As for the consequences of the post-WWII global competition for power, the Korean peninsula was tragically split apart, while Japan became a logistics base for the US during the Korean War, producing military supplies for the US army, leading to the rebuilding of Japan's armaments industry. Japan was also an R&R location for US troops, which stimulated its tourism and entertainment industries. The Korean War indirectly accelerated the rebuilding of Japan's economy.
The follow-up to the Korean War also highlighted the continued fighting between both the mainland China and Taiwan armies. As for the 7,000 UNC prisoners of war (POWs) captured by the volunteers, they did not share the same tragic fate of the previous Western POWs who surrendered to Japan, who faced execution, mistreatment, hard labour, and hunger. On the contrary, the UNC POWs, mostly Americans, were given special care, because the Chinese government wanted them to see firsthand that the Chinese were not the terrible monsters as portrayed by the West.
The UNC POWs were quickly repatriated. But 21 Americans and one British declined, and chose to go to China. And as the POWs were not abused but were well-treated, the US troops did not resent the volunteer troops as they did the Japanese, which laid an important foundation for future rebuilding of peaceful US-China relations.

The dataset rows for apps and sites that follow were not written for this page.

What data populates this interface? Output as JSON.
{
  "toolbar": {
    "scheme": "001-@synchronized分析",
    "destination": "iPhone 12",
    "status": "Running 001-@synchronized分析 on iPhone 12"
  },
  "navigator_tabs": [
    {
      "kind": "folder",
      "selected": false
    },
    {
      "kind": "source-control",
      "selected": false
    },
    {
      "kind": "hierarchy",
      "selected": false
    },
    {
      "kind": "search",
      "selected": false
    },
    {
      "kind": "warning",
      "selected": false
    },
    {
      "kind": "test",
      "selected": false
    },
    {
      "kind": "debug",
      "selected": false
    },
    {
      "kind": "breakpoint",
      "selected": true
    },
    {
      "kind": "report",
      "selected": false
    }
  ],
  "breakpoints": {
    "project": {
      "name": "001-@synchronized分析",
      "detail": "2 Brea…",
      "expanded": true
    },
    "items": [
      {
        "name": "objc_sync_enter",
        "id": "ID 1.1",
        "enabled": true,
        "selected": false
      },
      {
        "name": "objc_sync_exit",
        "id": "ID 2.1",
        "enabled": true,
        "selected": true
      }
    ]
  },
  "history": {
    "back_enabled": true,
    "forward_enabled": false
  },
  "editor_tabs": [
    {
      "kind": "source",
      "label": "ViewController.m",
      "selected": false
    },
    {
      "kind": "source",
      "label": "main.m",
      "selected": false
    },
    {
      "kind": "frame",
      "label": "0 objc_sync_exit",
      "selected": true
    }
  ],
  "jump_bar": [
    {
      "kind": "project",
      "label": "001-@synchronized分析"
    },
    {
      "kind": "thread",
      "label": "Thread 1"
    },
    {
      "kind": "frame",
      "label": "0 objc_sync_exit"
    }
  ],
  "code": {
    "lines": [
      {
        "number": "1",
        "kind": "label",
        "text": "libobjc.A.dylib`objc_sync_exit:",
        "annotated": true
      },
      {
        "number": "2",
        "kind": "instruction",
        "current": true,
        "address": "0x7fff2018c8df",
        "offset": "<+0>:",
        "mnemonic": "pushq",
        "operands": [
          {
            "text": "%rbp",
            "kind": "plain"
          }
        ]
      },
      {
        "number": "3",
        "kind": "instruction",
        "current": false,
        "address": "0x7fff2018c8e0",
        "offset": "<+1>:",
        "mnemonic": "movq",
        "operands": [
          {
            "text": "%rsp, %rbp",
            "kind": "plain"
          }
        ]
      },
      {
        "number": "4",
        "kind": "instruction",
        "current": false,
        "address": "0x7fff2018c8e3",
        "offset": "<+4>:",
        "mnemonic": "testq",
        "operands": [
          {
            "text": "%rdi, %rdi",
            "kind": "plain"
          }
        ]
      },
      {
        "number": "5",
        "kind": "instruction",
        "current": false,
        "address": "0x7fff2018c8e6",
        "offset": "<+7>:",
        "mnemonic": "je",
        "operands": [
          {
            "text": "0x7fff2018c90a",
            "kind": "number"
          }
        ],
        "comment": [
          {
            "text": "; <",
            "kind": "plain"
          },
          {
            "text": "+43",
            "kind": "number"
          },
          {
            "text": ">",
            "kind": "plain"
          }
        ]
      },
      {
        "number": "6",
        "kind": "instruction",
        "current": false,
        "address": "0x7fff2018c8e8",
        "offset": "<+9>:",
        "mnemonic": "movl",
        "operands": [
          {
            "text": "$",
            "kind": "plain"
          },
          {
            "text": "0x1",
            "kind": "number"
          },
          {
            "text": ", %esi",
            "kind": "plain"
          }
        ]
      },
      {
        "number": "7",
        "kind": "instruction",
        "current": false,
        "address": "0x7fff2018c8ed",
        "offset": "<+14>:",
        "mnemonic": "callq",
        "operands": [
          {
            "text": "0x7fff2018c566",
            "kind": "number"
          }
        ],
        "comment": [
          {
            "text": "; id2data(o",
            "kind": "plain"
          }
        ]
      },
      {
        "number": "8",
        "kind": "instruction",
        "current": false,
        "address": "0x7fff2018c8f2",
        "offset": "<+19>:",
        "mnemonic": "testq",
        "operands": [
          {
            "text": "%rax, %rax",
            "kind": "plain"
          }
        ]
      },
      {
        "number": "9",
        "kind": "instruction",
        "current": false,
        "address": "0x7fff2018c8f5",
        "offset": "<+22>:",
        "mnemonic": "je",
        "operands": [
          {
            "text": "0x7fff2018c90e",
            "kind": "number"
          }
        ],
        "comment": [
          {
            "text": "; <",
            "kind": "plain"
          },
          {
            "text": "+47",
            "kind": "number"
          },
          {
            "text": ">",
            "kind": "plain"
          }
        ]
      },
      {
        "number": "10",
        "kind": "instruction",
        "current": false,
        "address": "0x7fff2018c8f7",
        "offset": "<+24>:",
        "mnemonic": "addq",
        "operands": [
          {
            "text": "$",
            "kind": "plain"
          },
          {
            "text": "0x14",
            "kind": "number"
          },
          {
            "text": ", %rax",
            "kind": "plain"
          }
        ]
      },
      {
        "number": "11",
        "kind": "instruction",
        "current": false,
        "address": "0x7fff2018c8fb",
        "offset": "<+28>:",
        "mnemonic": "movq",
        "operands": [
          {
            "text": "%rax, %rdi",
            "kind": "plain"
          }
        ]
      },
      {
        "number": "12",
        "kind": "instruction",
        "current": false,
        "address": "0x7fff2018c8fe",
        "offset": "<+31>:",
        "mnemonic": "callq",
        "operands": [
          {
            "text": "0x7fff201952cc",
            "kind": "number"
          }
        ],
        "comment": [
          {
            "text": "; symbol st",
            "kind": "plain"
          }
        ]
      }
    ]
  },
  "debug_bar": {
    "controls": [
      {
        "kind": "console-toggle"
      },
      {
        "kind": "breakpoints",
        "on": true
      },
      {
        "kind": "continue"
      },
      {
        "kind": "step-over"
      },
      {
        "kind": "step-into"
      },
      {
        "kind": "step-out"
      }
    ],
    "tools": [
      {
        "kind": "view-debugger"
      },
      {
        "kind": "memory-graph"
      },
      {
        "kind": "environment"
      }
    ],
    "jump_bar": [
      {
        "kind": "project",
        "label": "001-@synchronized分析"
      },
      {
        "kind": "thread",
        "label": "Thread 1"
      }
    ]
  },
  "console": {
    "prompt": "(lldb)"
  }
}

There was one final consequence of the Korean War. Over 20,000 Chinese POWs were given a choice of where to be repatriated, with neutral India presiding over their registration. About 14,000 POWs chose to go to Taiwan. In early 1954, they were given a warm welcome as they arrived in batches at Keelung port; they subsequently joined the Taiwan army.